• [WHAT TO PRODUCE] The answer is every record that follows, printed exactly.

• [TASK INPUT]
+--

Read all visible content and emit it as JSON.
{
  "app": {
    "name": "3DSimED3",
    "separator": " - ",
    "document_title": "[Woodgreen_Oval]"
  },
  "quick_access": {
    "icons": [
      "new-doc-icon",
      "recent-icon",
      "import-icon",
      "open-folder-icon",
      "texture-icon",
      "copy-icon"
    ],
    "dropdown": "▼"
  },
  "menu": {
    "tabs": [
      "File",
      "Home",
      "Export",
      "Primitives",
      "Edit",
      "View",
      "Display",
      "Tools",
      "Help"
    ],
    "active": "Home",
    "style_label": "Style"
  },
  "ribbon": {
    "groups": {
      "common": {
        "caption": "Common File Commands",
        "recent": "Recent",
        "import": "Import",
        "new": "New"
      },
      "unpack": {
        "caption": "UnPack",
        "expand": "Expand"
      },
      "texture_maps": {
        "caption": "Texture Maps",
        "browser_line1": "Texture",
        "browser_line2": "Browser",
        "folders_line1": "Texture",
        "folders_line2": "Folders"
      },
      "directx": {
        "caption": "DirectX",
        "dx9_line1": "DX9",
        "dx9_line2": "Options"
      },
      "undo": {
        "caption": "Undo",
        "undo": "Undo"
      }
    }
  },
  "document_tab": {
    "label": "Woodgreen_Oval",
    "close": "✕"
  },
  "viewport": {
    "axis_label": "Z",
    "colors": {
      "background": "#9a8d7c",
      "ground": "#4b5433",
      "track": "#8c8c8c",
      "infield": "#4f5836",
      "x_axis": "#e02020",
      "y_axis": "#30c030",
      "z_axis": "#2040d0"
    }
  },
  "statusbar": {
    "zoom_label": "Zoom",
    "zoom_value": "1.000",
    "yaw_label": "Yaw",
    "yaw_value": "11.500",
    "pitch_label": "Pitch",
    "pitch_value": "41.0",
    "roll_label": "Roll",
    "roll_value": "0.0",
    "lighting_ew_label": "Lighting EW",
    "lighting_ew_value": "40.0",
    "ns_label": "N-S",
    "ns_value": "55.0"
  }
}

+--

• [ANSWER SPACE]
Read all visible content and emit it as JSON.
{
  "app": {
    "name": "3DSimED3",
    "separator": " - ",
    "document_title": "[Woodgreen_Oval]"
  },
  "quick_access": {
    "icons": [
      "new-doc-icon",
      "recent-icon",
      "import-icon",
      "open-folder-icon",
      "texture-icon",
      "copy-icon"
    ],
    "dropdown": "▼"
  },
  "menu": {
    "tabs": [
      "File",
      "Home",
      "Export",
      "Primitives",
      "Edit",
      "View",
      "Display",
      "Tools",
      "Help"
    ],
    "active": "Home",
    "style_label": "Style"
  },
  "ribbon": {
    "groups": {
      "common": {
        "caption": "Common File Commands",
        "recent": "Recent",
        "import": "Import",
        "new": "New"
      },
      "unpack": {
        "caption": "UnPack",
        "expand": "Expand"
      },
      "texture_maps": {
        "caption": "Texture Maps",
        "browser_line1": "Texture",
        "browser_line2": "Browser",
        "folders_line1": "Texture",
        "folders_line2": "Folders"
      },
      "directx": {
        "caption": "DirectX",
        "dx9_line1": "DX9",
        "dx9_line2": "Options"
      },
      "undo": {
        "caption": "Undo",
        "undo": "Undo"
      }
    }
  },
  "document_tab": {
    "label": "Woodgreen_Oval",
    "close": "✕"
  },
  "viewport": {
    "axis_label": "Z",
    "colors": {
      "background": "#9a8d7c",
      "ground": "#4b5433",
      "track": "#8c8c8c",
      "infield": "#4f5836",
      "x_axis": "#e02020",
      "y_axis": "#30c030",
      "z_axis": "#2040d0"
    }
  },
  "statusbar": {
    "zoom_label": "Zoom",
    "zoom_value": "1.000",
    "yaw_label": "Yaw",
    "yaw_value": "11.500",
    "pitch_label": "Pitch",
    "pitch_value": "41.0",
    "roll_label": "Roll",
    "roll_value": "0.0",
    "lighting_ew_label": "Lighting EW",
    "lighting_ew_value": "40.0",
    "ns_label": "N-S",
    "ns_value": "55.0"
  }
}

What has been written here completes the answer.